Food safety remains a major concern in the United States.
The deadly, spinach e.Coli outbreak served as a frightening reminder about just how vulnerable our food supply is.
When spinach contaminated with e.Coli made it to stores, more than 200 people got sick and three died.
At this USDA Research Center in Albany, scientists are working to make sure that does not happen again.
The secret weapon may be hiding inside a fruit wrap.
The initial goal was to offer kids an easy way to eat more fruits and veggies.
Then researchers got the idea to add disease fighting ingredients like oregano oil, lemongrass oil and cinnamon oil.
Researchers consider them bacteria busters.

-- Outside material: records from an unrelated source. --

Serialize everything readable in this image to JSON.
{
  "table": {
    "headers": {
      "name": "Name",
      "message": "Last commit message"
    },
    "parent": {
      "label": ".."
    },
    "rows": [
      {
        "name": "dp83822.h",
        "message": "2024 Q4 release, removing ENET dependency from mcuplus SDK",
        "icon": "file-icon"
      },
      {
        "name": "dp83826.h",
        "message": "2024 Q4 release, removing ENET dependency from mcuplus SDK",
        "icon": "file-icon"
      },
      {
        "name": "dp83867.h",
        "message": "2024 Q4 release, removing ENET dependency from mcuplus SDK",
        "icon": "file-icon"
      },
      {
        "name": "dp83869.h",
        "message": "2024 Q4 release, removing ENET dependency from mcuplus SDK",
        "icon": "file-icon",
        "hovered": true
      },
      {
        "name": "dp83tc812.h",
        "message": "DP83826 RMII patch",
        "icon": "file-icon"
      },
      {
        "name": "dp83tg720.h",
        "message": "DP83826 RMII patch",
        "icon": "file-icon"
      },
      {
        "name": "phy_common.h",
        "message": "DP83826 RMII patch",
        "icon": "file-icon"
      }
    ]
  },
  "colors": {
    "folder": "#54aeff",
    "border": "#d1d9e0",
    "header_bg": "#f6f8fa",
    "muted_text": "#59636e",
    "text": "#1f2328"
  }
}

"They’re sort of natural insecticides that the plant makes to protect themselves," explains Mendel Friedman, USDA research chemist.
Scientists added the natural oils to foils and tested them on an e.Coli laced plate.

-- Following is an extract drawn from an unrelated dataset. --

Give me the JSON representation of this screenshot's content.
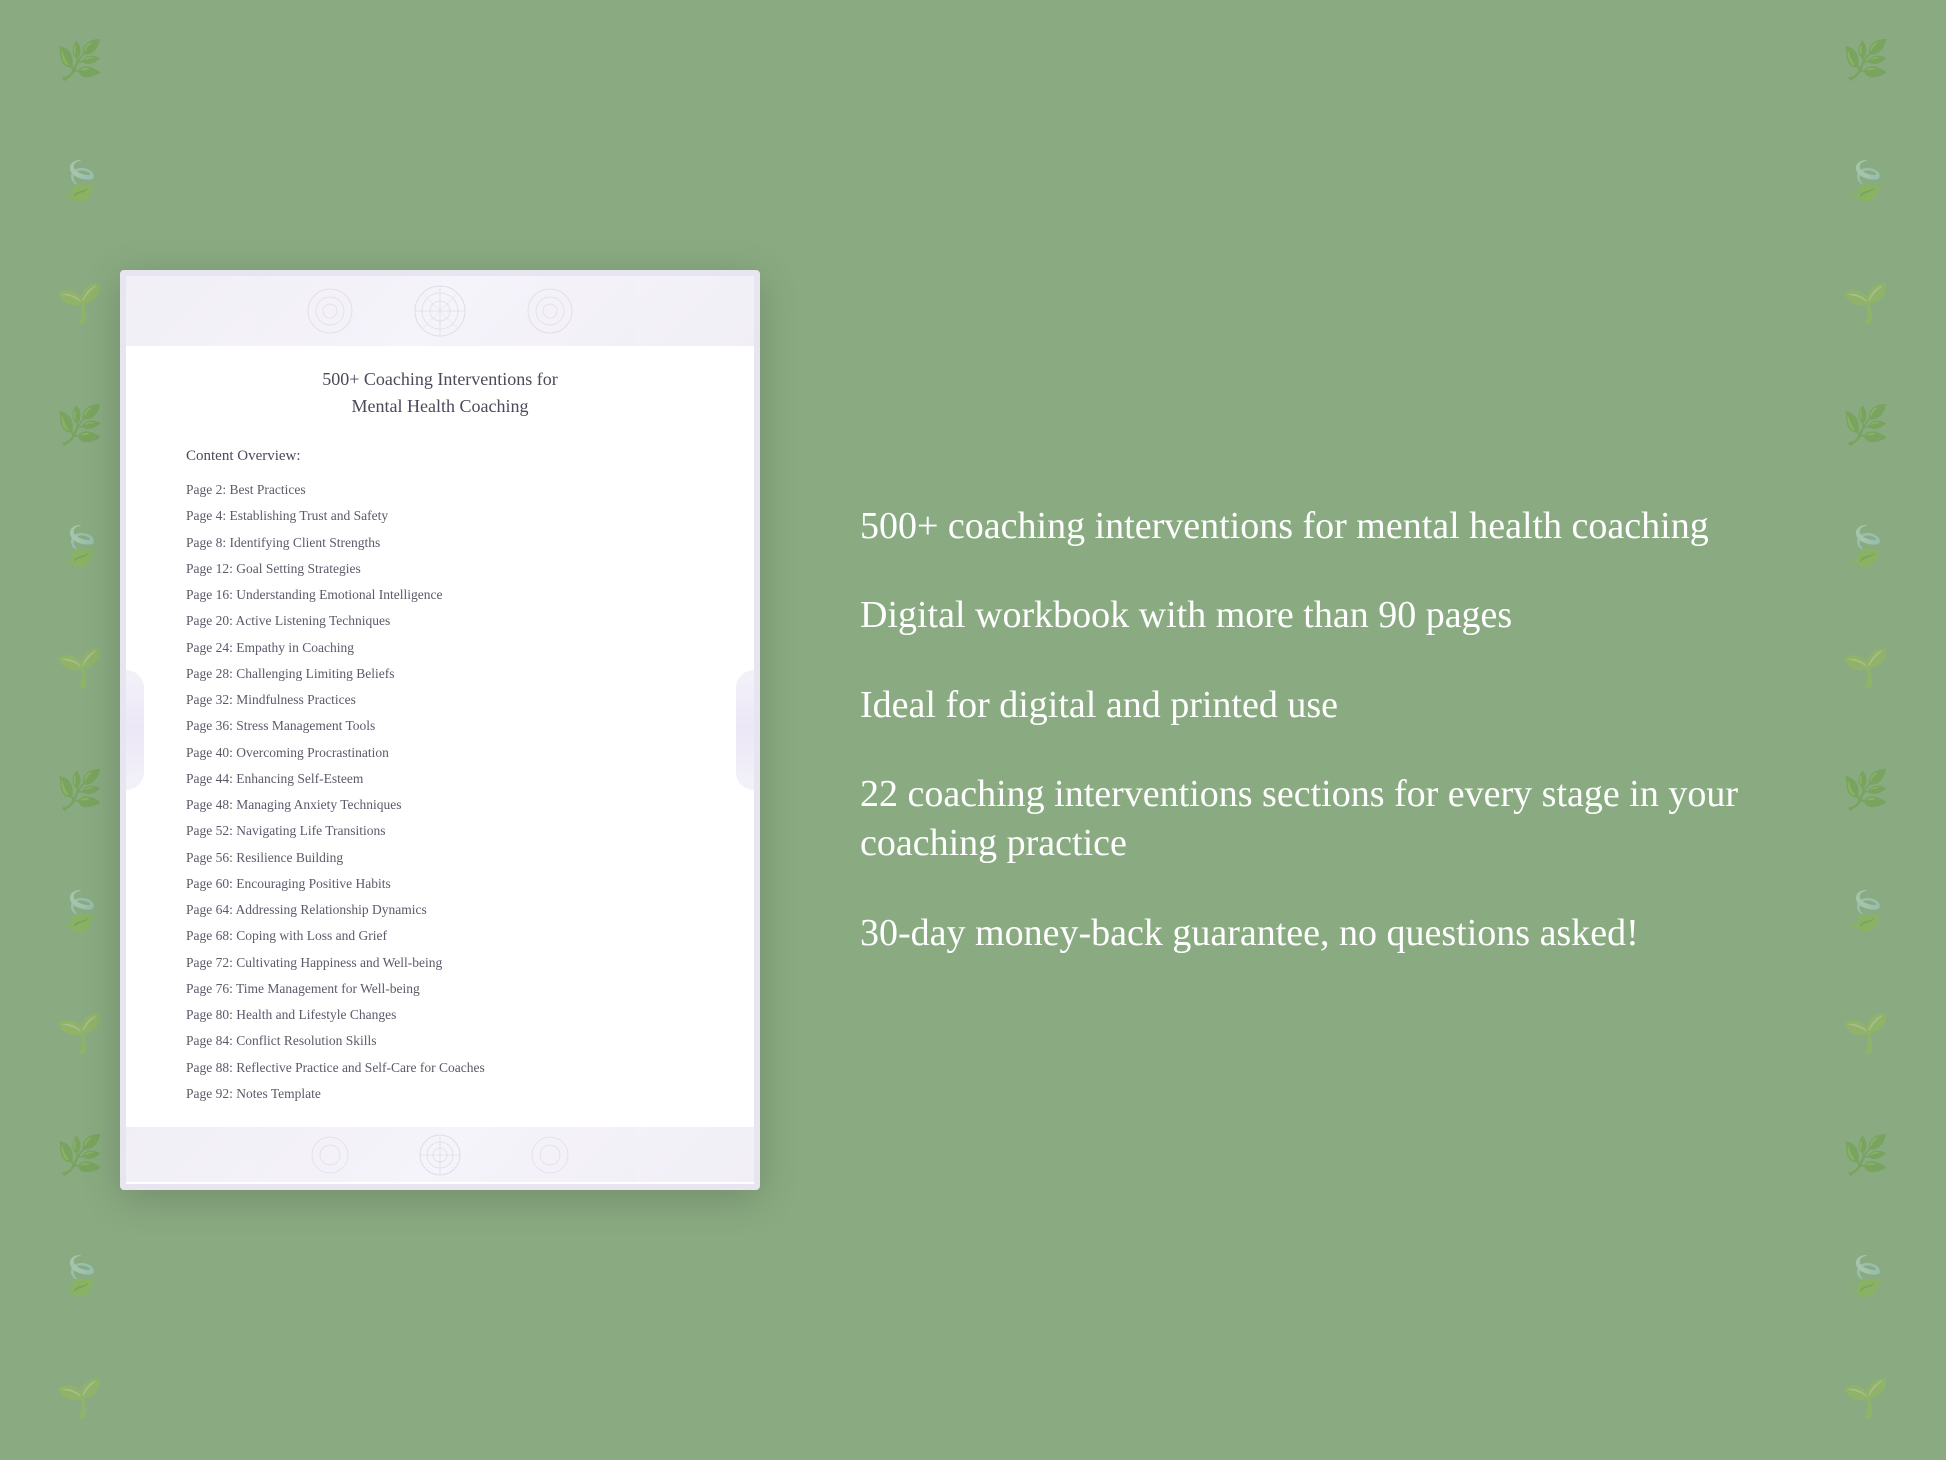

"They were effective at low concentrations in terms of killing e.Coli," says Dr. Tara McHugh, USDA research leader.
The totally natural, edible wraps could also potentially protect your burger from e.Coli and that is not all. "Many of these natural compounds have the potential of protecting fruit juices," explains Friedman.
They may also protect against salmonella and listeria.
The USDA patented the technology and licensed it to Origami Foods in Pleasanton.
You can find the fruit and veggie wraps used instead of seaweed in sushi sold at some California Costco stores and even at some high end restaurants.
If additional research proves these foils truly are effective at fighting e.Coli in foods, then the bacteria fighting wraps could be available in stores starting as soon as next year, potentially offering an innovative way to foil e.Coli.
USDA researchers say it is possible their edible coating could one day be used to fight bacteria, that are resistant to antibiotics.